Problem requirements
Scan the records for the string "pics" and copy every line that holds it.
━━━ Provided records ━━━
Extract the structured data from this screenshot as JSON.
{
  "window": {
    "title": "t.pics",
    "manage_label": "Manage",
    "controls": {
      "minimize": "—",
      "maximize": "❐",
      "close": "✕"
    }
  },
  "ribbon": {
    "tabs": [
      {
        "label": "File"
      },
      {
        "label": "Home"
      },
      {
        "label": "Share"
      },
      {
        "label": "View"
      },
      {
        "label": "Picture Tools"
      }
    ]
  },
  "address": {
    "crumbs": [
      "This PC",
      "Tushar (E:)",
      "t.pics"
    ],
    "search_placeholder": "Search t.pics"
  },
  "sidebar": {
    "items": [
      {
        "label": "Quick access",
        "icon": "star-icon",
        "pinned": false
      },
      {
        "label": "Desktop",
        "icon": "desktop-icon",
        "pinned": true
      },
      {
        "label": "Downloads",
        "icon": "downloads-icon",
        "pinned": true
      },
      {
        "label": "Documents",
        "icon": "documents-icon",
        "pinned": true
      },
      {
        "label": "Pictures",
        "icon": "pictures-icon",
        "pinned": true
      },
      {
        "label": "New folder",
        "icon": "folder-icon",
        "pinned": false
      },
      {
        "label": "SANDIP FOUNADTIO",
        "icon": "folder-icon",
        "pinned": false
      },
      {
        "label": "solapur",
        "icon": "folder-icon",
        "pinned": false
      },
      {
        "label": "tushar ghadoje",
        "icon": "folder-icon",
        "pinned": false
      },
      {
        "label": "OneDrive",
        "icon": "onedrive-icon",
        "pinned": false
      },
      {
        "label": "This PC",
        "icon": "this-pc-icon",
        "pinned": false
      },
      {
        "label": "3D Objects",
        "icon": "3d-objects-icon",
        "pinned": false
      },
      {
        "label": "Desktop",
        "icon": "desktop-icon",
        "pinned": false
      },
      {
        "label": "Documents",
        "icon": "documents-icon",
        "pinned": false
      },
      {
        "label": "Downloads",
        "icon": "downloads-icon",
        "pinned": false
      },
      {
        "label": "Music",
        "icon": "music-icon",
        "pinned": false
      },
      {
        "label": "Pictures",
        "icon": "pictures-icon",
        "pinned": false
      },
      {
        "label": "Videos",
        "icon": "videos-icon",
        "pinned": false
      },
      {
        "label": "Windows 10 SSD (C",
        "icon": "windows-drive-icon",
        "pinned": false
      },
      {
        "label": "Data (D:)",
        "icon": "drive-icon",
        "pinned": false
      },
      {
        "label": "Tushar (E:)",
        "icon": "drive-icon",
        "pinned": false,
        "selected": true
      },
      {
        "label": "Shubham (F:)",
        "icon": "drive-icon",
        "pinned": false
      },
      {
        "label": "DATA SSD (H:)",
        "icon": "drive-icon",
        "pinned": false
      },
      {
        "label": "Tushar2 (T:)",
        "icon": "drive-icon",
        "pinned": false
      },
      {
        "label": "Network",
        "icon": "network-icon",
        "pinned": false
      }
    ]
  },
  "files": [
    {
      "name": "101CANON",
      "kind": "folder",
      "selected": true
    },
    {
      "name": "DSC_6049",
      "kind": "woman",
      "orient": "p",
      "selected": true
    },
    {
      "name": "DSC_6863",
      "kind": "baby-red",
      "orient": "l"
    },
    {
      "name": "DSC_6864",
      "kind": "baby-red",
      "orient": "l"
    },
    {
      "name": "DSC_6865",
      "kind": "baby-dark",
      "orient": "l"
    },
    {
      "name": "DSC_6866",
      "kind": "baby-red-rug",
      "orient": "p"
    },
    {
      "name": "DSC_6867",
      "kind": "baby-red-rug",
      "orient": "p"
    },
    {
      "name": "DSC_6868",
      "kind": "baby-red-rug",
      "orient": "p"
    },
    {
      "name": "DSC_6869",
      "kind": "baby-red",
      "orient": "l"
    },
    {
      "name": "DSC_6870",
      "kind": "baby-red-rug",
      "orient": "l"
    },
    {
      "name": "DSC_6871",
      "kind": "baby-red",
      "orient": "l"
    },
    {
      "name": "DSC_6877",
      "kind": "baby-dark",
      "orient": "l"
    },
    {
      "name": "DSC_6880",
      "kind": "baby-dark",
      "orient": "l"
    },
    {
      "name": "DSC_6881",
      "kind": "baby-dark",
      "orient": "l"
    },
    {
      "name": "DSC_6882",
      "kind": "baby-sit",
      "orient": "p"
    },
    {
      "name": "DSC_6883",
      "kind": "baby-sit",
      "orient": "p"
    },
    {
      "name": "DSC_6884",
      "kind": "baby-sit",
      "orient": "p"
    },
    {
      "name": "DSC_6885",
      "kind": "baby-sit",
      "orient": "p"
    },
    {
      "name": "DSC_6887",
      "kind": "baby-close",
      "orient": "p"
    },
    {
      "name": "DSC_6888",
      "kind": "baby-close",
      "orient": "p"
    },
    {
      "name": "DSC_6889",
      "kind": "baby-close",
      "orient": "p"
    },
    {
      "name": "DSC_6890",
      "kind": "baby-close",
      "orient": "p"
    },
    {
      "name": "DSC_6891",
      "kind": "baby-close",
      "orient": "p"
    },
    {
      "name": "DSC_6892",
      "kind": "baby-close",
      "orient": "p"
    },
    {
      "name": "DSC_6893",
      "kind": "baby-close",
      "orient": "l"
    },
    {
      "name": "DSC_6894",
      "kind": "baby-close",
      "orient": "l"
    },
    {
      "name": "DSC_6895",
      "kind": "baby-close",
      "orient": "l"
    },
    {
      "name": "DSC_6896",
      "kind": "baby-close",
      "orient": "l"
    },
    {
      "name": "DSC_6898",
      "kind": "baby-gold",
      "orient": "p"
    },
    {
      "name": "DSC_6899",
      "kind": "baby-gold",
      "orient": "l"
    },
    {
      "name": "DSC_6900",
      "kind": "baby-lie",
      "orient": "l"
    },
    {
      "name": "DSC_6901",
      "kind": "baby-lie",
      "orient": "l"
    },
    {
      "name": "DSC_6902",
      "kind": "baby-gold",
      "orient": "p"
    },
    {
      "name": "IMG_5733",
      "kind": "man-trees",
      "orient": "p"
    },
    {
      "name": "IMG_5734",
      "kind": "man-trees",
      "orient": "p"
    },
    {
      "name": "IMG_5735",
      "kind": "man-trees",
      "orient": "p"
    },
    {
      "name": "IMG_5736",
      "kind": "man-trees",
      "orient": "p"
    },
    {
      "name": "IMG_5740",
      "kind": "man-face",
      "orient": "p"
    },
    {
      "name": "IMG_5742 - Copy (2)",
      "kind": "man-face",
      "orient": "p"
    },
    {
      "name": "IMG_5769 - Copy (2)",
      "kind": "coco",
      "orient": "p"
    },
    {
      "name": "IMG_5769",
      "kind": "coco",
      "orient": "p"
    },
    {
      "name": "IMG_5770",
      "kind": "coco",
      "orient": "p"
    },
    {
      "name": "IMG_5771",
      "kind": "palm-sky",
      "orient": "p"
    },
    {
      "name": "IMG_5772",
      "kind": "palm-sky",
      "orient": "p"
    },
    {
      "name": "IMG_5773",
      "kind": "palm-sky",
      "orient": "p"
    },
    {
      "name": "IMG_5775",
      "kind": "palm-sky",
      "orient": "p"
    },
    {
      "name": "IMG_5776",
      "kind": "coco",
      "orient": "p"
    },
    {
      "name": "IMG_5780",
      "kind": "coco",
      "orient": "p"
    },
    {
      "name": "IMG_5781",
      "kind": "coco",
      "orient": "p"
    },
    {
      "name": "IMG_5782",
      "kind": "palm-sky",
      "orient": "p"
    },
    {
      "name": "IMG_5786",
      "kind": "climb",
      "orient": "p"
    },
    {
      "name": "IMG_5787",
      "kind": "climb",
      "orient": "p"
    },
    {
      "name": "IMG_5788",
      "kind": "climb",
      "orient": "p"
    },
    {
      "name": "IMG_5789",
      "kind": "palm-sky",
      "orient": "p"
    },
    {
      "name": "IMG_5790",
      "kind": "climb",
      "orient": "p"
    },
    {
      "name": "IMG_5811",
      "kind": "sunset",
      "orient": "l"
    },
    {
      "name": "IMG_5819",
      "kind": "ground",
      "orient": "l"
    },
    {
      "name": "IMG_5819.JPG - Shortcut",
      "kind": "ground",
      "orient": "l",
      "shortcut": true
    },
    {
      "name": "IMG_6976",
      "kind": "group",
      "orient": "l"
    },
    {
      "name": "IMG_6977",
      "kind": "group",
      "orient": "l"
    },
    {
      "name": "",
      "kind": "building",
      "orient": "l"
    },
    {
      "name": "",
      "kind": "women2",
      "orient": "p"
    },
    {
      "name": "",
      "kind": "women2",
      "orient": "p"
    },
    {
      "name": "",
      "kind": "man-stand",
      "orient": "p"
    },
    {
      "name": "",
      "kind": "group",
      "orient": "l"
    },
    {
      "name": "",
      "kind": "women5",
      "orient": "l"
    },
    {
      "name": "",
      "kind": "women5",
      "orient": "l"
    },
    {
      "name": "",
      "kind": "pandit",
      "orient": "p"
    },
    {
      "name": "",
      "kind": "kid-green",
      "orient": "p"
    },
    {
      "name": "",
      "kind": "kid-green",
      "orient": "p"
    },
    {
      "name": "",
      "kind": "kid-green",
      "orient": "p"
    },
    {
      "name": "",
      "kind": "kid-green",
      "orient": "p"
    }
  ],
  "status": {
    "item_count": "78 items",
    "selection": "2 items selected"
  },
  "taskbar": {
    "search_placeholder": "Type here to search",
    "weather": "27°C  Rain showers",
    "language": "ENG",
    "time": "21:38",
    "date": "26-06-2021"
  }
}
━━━
Answer space
    "title": "t.pics",
      "t.pics"
    "search_placeholder": "Search t.pics"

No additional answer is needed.